▶ **Task requirements**: Across the entries, count the lines that include "badge" and report only that number.

Records excerpted from a collection
Start of Block

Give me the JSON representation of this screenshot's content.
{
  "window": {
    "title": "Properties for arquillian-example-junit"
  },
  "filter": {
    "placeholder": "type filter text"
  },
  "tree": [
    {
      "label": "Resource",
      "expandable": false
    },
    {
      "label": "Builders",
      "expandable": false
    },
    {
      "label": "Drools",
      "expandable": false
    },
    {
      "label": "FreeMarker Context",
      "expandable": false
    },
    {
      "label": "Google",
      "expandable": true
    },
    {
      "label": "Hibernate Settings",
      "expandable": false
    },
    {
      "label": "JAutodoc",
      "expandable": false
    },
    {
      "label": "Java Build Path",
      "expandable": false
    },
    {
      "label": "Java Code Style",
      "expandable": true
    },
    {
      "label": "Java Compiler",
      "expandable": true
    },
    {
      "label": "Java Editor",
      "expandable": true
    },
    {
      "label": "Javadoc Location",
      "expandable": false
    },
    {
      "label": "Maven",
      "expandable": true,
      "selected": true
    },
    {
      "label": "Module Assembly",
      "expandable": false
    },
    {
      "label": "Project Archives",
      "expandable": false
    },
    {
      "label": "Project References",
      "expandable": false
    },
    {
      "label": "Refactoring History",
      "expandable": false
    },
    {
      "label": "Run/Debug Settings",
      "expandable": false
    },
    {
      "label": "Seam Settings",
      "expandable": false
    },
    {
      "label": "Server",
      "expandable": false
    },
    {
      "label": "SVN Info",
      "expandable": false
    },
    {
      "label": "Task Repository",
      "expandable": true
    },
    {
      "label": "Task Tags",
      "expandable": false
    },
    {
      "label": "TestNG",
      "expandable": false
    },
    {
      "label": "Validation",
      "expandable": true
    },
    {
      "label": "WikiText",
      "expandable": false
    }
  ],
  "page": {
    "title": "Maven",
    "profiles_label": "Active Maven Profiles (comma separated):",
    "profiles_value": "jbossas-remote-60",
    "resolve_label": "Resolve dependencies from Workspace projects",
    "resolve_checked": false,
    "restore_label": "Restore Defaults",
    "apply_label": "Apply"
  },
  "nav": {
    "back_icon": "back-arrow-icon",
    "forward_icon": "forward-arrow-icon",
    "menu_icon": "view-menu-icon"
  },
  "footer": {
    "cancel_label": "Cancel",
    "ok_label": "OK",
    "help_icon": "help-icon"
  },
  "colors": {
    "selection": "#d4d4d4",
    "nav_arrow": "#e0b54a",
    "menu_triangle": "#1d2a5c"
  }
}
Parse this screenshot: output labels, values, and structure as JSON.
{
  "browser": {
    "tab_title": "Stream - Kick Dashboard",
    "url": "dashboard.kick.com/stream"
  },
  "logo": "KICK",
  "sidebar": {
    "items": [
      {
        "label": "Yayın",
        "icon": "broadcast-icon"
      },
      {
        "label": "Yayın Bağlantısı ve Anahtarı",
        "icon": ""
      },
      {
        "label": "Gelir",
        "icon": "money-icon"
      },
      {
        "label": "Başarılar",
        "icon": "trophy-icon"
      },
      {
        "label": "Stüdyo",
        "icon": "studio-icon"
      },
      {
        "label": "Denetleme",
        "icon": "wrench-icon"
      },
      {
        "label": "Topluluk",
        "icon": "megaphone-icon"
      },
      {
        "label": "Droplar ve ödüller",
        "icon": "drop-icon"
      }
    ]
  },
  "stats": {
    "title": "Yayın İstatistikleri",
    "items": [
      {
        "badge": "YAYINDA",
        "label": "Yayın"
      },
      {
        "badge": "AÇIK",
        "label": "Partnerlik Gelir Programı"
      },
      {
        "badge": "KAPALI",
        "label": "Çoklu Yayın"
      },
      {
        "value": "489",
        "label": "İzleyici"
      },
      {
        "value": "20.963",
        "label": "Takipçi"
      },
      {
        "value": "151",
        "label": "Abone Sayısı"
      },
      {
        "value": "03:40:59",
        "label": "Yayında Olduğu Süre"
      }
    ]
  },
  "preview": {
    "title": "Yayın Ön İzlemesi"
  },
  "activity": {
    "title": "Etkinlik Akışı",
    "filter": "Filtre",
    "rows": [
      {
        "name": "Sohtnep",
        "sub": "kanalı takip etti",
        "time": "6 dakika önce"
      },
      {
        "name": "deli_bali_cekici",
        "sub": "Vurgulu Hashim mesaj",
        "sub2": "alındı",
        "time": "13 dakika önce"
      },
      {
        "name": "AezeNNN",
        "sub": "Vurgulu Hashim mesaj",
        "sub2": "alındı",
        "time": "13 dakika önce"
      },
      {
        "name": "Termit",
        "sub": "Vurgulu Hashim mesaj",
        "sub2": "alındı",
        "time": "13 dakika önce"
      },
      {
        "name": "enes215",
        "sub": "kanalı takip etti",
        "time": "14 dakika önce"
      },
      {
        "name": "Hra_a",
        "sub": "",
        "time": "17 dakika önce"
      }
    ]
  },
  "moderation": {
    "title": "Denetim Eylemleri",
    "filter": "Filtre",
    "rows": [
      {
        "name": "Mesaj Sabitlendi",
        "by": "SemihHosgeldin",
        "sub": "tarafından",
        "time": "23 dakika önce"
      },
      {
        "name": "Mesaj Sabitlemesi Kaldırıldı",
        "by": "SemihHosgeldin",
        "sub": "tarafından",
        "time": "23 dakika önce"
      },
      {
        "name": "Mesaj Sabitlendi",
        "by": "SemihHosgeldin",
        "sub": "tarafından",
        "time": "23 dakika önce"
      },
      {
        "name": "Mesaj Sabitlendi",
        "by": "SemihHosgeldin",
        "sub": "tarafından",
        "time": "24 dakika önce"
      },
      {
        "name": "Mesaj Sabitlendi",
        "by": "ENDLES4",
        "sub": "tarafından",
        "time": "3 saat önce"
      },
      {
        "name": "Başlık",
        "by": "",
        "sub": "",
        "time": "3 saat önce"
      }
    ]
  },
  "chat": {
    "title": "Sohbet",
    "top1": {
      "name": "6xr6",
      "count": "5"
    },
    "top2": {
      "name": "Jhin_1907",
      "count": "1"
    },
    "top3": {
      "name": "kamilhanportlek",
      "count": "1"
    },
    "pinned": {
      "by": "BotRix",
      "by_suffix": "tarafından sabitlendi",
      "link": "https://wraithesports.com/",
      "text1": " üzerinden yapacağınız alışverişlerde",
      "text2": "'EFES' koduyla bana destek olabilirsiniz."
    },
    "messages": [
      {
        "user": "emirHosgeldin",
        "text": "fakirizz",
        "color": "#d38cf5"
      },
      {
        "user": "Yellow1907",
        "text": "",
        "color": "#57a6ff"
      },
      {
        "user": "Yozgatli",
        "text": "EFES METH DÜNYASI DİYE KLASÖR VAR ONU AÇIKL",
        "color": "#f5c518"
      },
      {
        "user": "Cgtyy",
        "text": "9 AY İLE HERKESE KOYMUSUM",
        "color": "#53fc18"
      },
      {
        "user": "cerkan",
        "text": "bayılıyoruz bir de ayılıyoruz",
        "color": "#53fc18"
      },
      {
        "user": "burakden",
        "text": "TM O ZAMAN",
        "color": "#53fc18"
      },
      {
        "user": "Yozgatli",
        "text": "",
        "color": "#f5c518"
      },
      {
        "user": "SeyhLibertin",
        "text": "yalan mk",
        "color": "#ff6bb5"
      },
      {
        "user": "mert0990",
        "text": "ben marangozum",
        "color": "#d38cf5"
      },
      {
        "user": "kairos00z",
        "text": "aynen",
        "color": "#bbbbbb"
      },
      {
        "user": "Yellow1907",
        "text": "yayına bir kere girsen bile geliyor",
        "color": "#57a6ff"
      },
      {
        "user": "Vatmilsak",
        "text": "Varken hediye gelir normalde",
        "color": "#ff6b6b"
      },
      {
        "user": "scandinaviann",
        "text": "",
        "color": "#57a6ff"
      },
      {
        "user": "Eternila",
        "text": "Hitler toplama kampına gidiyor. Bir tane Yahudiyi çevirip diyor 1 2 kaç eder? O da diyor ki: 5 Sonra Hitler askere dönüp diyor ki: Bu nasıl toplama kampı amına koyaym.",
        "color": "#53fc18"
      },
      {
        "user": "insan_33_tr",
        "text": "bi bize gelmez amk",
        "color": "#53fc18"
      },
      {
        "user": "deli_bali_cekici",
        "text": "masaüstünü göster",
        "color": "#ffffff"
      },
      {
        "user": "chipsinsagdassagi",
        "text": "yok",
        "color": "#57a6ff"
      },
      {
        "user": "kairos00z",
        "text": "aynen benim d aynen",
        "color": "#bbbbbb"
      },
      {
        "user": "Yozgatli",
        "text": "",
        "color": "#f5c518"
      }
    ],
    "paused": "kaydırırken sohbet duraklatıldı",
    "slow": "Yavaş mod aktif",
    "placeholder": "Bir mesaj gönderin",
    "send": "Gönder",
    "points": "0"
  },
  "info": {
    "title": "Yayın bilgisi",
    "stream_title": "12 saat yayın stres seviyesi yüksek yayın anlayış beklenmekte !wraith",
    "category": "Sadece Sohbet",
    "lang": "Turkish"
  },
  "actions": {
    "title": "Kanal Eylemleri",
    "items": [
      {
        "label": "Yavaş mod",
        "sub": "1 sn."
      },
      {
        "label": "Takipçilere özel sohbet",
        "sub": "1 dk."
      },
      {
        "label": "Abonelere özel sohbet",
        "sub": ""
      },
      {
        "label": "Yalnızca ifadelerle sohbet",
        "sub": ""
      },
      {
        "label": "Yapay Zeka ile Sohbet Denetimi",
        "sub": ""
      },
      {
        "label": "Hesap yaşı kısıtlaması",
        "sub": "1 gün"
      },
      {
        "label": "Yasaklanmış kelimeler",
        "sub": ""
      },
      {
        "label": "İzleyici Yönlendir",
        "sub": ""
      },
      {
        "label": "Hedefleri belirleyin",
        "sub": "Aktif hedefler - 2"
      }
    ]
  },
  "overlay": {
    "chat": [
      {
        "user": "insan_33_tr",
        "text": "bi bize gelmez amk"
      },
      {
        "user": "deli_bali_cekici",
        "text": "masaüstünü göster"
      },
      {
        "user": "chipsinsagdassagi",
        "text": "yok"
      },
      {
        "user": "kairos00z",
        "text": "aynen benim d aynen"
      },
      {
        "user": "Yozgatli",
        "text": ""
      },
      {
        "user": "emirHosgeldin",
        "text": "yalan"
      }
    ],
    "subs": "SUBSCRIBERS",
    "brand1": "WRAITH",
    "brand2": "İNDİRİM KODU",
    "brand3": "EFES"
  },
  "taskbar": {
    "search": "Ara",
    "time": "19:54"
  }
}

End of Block

▶ **Your solution**: 3